For Epictetus, then, ambition should not be focused on externals but on internals. A Stoic’s greatest, most impressive triumph, he said, is not over other people or enemy armies but over oneself — over our limitations, our tempers, our egos, our petty desires. We all have these impulses; what sets us apart is if we rise above them.
~Lives of the Stoics, Ryan Holiday and Stephen Hanselman
When I moved to my current location nearly 5 years ago, it was right in the middle of the church softball season. I had just left a place where I was playing twice a week, and I was really looking forward to connecting with some new people in the church by playing one of my favorite games.
Since the end of my 8th grade year (in 1995!), I have been playing softball every summer with a brief stoppage from 2008–2011 due to a lack of access. During that time, I’ve been on a handful of championship teams, and ones that came pretty close. One year, we had to win three games in one day, including two against the team that defeated us earlier in the double elimination tournament to put us in the “loser’s bracket”. It was an exhausting, but ultimately triumphant day.
But, somehow, I don’t think Epictetus would be impressed. Mostly because softball didn’t exist in his day, but also because of today’s quote from Lives of the Stoics. As Epictetus argues, our most impressive victories are not over our opponents, but over ourselves.

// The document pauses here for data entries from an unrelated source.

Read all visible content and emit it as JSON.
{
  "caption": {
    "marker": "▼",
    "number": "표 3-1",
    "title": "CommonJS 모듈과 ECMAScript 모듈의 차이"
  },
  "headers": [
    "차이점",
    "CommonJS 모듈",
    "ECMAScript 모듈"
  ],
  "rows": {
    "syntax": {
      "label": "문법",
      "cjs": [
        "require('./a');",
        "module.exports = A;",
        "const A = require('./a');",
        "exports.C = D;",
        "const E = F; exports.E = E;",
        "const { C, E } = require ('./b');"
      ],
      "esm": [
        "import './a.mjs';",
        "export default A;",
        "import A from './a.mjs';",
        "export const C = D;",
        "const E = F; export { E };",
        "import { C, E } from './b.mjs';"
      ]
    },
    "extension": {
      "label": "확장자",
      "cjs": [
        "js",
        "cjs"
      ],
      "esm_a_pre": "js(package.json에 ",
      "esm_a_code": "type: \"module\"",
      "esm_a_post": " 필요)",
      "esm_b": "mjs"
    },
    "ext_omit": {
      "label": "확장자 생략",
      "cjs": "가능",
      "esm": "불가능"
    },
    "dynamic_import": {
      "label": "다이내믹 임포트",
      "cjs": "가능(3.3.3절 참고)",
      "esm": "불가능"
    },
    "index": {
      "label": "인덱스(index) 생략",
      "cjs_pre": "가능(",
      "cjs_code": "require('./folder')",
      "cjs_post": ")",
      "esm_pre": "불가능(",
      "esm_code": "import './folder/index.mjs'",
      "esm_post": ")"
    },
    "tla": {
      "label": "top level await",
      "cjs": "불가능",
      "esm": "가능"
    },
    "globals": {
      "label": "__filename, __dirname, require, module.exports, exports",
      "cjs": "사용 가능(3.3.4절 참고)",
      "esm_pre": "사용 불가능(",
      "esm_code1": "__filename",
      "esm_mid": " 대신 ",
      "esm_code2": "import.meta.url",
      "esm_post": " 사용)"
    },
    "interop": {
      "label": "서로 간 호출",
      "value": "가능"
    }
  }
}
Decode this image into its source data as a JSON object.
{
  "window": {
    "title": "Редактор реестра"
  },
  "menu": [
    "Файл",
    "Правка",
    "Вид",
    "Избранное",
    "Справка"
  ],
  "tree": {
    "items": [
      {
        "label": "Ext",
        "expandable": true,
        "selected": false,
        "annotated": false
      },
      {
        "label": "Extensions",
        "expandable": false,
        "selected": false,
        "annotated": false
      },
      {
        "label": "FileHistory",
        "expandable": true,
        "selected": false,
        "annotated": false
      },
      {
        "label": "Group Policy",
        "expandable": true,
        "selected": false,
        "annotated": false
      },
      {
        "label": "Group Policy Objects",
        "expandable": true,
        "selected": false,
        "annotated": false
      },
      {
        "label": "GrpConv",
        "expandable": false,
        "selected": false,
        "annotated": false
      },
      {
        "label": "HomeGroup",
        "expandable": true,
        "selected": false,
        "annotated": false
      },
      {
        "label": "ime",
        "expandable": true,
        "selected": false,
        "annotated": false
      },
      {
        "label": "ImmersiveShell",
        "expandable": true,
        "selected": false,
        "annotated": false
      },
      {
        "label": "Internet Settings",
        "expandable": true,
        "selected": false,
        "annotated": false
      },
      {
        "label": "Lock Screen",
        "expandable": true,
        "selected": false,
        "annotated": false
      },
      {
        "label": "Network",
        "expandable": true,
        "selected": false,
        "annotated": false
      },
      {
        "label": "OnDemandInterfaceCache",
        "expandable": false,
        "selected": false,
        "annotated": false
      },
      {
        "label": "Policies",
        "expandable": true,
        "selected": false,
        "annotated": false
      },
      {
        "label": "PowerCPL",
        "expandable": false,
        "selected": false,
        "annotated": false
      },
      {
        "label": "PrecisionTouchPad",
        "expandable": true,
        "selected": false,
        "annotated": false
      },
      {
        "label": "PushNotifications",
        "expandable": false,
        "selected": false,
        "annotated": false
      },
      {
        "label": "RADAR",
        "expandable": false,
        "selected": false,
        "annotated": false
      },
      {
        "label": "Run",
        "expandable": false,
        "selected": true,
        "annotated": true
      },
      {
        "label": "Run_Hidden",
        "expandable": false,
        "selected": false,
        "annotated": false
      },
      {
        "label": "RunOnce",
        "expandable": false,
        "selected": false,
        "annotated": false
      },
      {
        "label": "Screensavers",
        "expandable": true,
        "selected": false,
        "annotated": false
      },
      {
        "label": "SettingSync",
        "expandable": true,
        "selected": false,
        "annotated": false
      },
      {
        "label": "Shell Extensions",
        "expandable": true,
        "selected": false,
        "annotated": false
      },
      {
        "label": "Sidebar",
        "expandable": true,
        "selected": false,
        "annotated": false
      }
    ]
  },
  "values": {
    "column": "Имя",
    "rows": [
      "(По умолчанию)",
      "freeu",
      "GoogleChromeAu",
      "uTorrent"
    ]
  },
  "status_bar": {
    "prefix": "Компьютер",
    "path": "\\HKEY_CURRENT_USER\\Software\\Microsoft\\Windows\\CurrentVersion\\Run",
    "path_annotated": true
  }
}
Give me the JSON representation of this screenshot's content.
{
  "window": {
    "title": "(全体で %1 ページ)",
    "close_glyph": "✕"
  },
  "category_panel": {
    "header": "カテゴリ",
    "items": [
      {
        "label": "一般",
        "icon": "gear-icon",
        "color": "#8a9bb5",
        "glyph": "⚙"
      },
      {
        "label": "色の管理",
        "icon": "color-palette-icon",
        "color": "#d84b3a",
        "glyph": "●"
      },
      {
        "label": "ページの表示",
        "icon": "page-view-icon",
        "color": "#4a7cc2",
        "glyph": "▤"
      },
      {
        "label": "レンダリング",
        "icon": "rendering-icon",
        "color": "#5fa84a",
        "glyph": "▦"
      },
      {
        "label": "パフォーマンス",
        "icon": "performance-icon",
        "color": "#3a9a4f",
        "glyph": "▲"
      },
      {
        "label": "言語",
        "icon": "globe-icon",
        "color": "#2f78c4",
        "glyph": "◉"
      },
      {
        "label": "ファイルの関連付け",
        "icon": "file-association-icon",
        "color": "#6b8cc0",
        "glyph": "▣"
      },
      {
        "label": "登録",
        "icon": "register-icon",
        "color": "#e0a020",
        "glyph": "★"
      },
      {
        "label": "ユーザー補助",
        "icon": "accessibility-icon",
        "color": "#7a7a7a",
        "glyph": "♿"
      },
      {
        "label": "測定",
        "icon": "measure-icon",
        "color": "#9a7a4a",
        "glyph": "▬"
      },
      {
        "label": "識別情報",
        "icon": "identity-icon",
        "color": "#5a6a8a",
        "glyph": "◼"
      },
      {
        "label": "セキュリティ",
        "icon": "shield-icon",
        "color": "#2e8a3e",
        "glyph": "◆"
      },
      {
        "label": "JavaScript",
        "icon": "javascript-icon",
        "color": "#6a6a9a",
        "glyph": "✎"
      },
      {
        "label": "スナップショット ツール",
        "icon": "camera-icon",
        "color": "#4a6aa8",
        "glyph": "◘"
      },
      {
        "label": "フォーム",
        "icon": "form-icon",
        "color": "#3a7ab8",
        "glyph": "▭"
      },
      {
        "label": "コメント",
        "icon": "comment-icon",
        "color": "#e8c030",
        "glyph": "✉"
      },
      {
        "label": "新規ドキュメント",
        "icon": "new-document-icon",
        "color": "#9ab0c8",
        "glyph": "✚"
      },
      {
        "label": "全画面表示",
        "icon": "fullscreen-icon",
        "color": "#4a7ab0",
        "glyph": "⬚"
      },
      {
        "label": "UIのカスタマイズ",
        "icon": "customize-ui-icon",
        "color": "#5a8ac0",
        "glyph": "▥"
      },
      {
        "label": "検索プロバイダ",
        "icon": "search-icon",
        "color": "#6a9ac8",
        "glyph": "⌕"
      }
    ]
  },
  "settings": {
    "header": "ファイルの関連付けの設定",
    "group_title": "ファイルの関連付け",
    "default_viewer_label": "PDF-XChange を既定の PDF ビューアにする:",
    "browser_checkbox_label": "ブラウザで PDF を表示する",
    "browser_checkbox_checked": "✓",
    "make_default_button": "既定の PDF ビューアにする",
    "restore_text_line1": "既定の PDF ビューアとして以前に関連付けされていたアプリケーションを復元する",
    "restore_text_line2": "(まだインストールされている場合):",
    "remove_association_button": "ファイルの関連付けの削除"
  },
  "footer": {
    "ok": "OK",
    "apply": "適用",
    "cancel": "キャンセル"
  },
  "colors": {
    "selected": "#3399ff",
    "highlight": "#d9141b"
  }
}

Sure, there are times in our lives when we will be faced with an opponent. Whether it’s a sports competition, a card game around the kitchen table, or something much more serious, we will face conflict in our lives. Conflict that we will want to win, and we may well do so. A hard-fought victory is one that we can enjoy. We also may lose that conflict — someone always loses in situations like this. But the most important conflicts we will face are the ones within ourselves.
I wish I could say that we will all have life figured out. That we wouldn’t face any difficult situations. But growth happens in such times. If you want to grow as a person, you are going to face inner conflict. Even if you don’t want to grow, you will anyway, so you might as well be ready for it.
At the end of the day, the greatest victory we can have in our lives is over ourselves. Over the part of us that pushes us towards devolving or destruction. We don’t intended to do it, but there is a whole lot of self-sabotage that happens in our lives. There are times when our emotions and our gut reactions will get the better of us. There are times when we will immediately lash out, only to regret it later.
It’s only as we train in our lives that we can overcome such things. And I think it is for this reason that we should consider philosophy in the first place.
Now, I know what some people may think. “A pastor advocating for the study of philosophy?” And, yes, of course, I would advocate for philosophy. Philosophy and faith are not diametrically opposed to one another. Philosophy is the process of asking and reflecting on questions about life. And, ultimately, if it’s not actionable, what good is it? We can certainly do philosophy through the lens of our faith. I see no conflict whatsoever.
In fact, I would argue that the Holy Spirit can work in our lives through the reflection that philosophy brings us. The Holy Spirit is the spirit of truth, and truth shapes us into who God is calling us to be. The inner conflicts, and inner victories, come to us, not through sheer force of will, but through the grace of God at work in our lives — encouraging us, building us up, shaping us as the potter working the clay.
In the end, the most impressive victories we are going to have in life are the victory over the inner self. Because those are the conflicts that are going to truly shape who we are in the days to come.